In how many lines of the records does the word "Received" appear? Reply with the number and nothing else.

[Records from a dataset]

=== Begin Enclosure ===

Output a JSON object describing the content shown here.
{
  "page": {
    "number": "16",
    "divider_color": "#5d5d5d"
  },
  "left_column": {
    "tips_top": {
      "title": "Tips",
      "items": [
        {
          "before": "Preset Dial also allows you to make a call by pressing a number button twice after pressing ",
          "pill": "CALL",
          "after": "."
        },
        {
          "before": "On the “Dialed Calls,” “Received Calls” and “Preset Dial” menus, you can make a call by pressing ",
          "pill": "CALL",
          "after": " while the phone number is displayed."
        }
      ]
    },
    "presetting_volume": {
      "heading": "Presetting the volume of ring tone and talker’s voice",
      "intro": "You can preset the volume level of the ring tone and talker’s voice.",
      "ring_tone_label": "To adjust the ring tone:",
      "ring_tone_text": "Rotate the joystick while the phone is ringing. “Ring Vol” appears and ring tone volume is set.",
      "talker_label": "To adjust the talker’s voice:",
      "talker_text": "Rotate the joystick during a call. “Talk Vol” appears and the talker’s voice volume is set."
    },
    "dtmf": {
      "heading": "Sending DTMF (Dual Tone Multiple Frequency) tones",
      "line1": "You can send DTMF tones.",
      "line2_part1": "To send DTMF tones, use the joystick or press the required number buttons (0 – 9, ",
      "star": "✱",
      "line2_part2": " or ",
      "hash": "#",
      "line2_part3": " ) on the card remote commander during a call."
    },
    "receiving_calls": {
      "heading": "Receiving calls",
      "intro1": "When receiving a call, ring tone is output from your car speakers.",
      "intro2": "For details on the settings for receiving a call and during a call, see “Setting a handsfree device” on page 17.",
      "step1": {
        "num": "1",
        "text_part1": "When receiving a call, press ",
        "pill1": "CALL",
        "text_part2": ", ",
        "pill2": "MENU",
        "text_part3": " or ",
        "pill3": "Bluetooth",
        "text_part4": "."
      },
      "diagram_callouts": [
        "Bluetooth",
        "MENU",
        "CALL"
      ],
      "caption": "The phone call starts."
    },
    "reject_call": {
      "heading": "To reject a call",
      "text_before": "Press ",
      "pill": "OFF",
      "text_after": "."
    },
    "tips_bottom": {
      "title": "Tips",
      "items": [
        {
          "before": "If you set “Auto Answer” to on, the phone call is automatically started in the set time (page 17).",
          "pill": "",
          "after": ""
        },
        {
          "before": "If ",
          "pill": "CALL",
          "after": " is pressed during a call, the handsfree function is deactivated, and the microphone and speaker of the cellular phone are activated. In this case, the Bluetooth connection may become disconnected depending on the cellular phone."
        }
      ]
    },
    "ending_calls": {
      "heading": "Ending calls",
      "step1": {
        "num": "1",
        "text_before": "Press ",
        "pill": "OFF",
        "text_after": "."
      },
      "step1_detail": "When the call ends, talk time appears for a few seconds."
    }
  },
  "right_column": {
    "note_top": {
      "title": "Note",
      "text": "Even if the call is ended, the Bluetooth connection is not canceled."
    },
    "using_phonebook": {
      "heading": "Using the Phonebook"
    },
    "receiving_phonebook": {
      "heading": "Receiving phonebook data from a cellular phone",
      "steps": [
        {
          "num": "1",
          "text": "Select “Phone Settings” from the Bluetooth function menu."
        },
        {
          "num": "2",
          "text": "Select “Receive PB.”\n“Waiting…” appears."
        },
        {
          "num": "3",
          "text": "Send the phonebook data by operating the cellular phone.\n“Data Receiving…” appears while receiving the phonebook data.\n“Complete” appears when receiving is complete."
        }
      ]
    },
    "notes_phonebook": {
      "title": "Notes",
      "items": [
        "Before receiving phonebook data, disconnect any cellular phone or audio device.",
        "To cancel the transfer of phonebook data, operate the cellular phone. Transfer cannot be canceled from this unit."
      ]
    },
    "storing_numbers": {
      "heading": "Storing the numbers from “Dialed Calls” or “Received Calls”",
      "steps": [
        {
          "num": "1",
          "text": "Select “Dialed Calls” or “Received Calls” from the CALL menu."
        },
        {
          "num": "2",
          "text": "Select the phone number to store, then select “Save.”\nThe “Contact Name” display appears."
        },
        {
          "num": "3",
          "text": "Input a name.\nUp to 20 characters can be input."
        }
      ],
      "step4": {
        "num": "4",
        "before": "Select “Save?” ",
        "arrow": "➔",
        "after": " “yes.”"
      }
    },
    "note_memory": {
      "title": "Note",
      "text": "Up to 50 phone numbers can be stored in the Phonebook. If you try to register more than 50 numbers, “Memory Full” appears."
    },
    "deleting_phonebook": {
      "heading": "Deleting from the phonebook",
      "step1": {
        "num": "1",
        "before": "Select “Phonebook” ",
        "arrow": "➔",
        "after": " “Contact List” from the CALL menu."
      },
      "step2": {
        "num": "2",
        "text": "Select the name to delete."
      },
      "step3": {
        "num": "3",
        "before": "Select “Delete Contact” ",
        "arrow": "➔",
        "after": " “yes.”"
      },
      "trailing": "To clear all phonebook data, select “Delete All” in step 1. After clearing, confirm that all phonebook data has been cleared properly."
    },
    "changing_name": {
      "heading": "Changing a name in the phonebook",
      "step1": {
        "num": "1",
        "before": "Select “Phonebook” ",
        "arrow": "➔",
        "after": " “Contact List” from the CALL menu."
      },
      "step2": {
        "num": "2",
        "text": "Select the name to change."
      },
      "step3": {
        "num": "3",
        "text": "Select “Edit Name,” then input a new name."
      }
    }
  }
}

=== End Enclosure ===

### Completed exercise
3